Updated: Feb 24, 2020
Away from the battlefields and horrific bloodshed of the Great War of the Rebellion, were other countless casualties, leaving behind many widows and orphans. When Abigail’s father was killed at Roanoke Island, she and her sister Sarah became "half orphans." With the generous help from neighbors, a devoted grandfather, and her father's pension, her family was able to manage their small working farm.
Although Abigail Hodgdon was a teenager when her mother perished, becoming an orphan took its toll. The circumstances of her mother’s death also left Abigail riddled with guilt. The timing of her death contributed to the devastation, as her sister Sarah had recently left to work at the textile mills in Fall River, Massachusetts.
For some church members of this era, an interesting obligation was the requirement of pew rent. It was traditional for parishioners to pay this fee and like most other elements in structured social settings, there was a great deal of politics involved in the particular arrangement of rented pews.

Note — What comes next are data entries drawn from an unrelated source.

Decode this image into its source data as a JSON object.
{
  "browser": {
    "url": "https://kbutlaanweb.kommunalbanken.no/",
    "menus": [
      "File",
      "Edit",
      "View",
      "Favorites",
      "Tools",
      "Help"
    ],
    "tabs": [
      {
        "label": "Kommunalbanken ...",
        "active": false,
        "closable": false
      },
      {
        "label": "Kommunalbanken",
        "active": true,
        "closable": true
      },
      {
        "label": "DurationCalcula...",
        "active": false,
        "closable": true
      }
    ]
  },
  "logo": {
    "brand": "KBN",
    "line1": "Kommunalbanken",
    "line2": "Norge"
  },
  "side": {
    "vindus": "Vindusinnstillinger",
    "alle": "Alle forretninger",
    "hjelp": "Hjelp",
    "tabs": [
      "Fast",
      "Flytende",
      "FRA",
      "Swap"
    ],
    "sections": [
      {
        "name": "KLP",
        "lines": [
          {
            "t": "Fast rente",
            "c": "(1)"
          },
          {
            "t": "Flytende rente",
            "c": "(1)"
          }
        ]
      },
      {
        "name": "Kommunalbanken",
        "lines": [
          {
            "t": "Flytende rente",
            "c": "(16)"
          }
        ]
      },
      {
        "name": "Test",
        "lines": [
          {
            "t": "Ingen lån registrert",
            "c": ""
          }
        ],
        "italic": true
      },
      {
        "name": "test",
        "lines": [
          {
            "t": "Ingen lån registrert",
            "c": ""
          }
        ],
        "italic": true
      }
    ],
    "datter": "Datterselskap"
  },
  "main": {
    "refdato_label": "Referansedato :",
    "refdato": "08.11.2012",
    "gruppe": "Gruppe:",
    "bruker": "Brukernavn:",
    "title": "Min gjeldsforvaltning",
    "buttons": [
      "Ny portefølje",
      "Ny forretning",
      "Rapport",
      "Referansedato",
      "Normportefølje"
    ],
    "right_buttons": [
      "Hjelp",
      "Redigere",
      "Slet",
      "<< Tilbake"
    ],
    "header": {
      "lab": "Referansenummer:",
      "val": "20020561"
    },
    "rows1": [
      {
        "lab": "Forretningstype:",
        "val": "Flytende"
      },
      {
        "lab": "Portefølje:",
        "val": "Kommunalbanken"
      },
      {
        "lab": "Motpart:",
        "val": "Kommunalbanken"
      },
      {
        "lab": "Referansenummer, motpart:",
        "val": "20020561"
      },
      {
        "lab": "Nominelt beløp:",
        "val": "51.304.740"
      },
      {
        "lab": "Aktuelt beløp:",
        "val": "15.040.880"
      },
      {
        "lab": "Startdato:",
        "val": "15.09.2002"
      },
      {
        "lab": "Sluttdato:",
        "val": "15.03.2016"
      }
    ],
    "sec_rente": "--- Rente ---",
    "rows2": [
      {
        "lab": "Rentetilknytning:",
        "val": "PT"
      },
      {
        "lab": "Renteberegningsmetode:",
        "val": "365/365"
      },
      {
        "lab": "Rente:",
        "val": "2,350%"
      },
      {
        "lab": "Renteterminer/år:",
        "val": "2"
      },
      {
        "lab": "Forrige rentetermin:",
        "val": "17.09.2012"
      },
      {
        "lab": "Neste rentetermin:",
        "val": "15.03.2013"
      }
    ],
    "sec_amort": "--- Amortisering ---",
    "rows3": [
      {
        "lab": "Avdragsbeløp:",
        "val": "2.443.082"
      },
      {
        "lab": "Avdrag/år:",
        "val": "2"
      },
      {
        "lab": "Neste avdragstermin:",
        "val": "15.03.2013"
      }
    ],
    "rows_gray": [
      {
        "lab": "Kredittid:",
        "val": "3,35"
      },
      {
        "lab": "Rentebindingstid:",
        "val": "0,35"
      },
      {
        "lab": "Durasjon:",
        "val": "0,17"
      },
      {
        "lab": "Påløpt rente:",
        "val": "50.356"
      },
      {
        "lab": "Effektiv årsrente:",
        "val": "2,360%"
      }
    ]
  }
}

Becomin’ an orphan left a sort of hole that could only be filled by mergin’ with someone who shared the same hole or at least knew what the hole was all about. Like before — the only other time we occupied the first pew — we sat with our black mitted hands laced tightly together. She fixed her eyes on the pine coffin settin’ on the sawhorses, and I fixed my eyes on her. I couldn’t stand the sight of the pine box or the horrible thought of our mother’s burnt body. I knew it to be morbid, but I was tempted to look inside to make sure it was true. Mrs. Blake offered me a fine black dress to wear for proper mournin’. It needed mendin’, so she took to sewin’ it for me. Sarah borrowed her mournin’ dress from Mrs. Porter, who had three daughters. Her husband passed away two years before. We wore our perfectly matched wool felt bonnets — black, cotton trimmed, with long wide ribbons so that we could tie an enormous bow if so desired. When we milled about in Mr. Tibbetts’ store, he insisted that we take them. We offered to pay him later, even though we didn’t have access to Papa’s pension or know how it would come about. Bein’ a decent sort and knowin’ how he felt about Mother, he refused any and all payment. The flies, usually buzzin’ about noisily, lay dead in random clusters upon the sills. It was quiet ‘cept for the rain peltin’ against the windows, roof, and into anxious puddles, threatenin’ to wash out the road. There were more folks in the church than I can ever remember. Eb Burrows huffed and clattered while settin’ up chairs alongside the pews. Mrs. Leighton swayed more and plunked harder than usual on the organ keys. Sarah squeezed my hand and released, squeezed and released, as if playin’ a concertina. ~ Abigail Hodgdon, September 3, 1872 ~ ETCHED IN GRANITE: A HISTORICAL NOVEL Mj Pettengill